DATA RECORDS -
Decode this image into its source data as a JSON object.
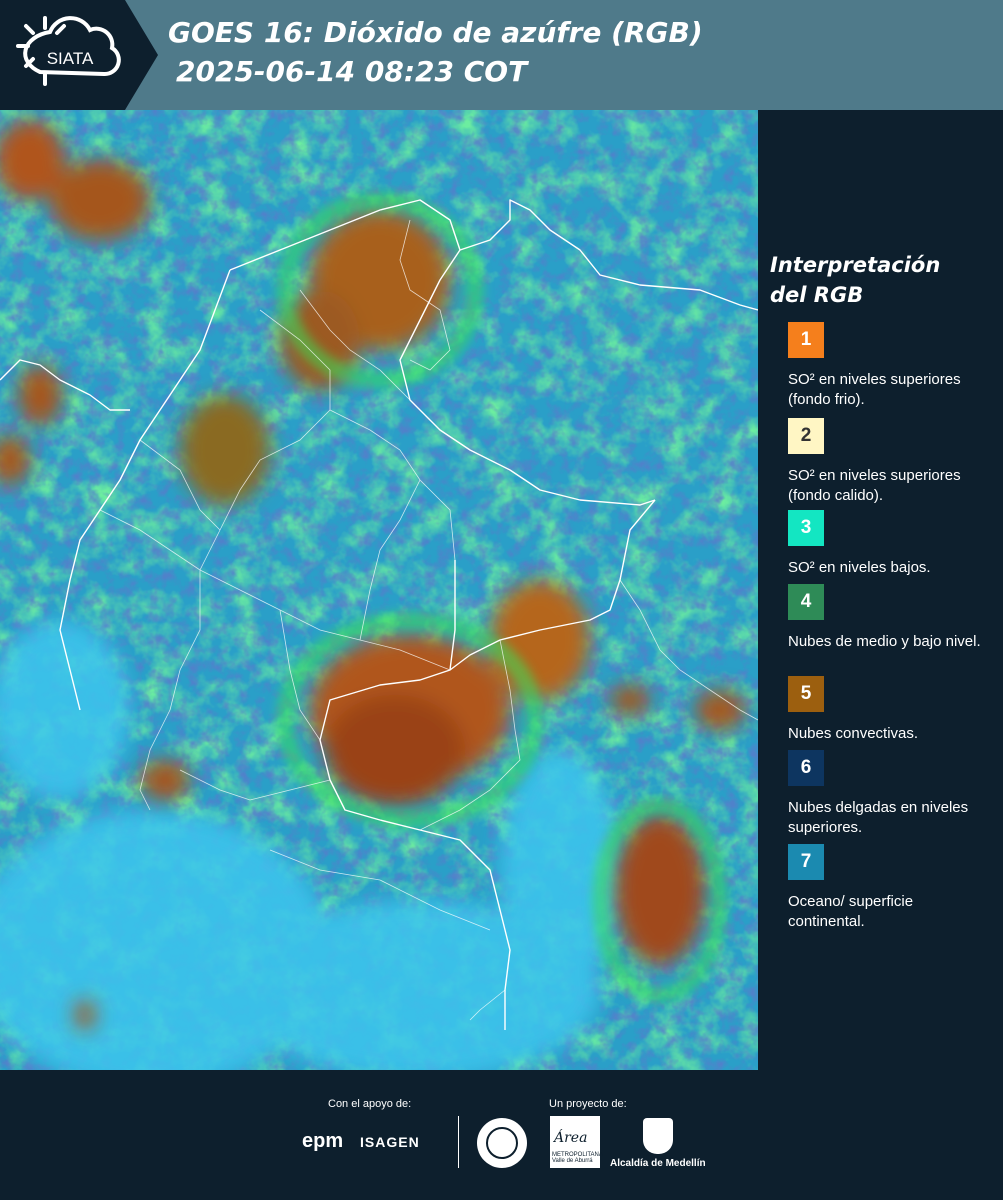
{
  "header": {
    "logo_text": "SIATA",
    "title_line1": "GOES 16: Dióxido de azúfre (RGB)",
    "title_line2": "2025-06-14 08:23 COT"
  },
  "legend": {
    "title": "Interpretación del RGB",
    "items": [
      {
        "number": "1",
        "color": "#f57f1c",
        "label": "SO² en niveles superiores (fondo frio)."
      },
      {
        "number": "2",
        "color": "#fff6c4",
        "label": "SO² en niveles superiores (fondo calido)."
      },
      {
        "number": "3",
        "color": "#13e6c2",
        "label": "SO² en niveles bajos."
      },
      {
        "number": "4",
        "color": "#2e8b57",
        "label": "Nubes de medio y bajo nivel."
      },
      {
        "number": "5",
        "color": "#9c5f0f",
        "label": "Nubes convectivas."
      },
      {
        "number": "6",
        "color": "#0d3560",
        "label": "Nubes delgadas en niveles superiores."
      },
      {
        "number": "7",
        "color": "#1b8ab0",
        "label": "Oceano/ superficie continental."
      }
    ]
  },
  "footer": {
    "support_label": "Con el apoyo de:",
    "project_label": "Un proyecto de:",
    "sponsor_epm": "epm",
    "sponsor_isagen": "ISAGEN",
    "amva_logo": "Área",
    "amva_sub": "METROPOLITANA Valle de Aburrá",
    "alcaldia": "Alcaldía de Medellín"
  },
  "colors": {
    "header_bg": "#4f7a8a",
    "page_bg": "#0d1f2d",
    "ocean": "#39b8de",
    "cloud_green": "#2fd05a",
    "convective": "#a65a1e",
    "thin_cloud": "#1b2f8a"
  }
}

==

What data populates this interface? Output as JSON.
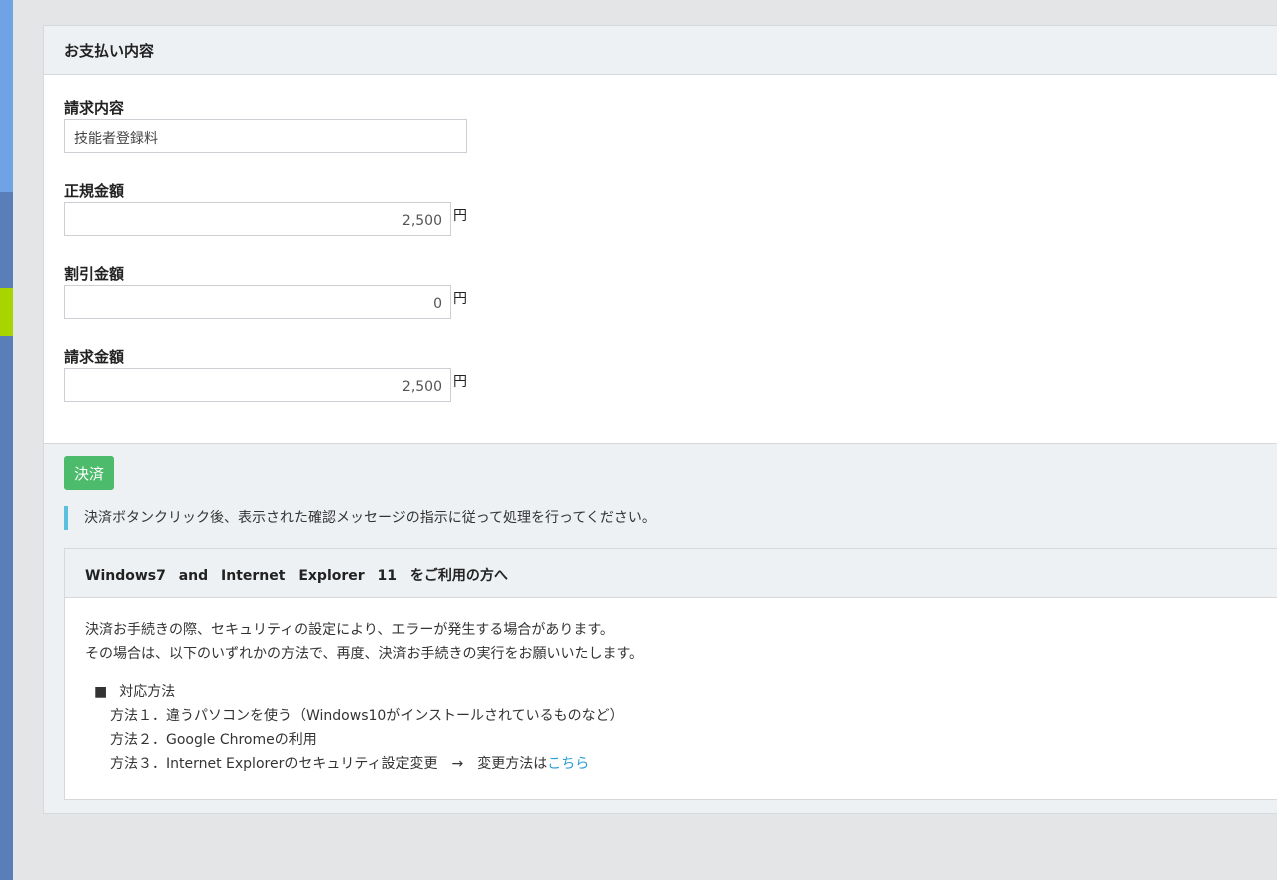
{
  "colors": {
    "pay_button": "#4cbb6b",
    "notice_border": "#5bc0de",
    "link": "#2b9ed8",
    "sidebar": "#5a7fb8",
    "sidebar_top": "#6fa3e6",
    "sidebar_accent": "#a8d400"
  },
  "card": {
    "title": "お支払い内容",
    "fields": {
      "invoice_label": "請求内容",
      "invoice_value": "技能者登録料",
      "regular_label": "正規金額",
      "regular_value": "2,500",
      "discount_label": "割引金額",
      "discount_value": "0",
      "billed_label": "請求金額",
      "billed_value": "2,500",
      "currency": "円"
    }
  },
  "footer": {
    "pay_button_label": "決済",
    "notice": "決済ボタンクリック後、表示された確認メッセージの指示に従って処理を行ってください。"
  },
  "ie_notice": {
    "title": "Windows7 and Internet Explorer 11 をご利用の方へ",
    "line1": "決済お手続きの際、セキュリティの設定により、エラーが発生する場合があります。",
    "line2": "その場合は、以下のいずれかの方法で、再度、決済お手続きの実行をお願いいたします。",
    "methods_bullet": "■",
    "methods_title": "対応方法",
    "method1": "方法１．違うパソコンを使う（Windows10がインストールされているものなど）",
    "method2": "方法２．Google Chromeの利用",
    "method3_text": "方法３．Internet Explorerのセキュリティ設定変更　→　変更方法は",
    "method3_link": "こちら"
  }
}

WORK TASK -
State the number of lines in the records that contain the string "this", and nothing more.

WRITTEN REPLY -
2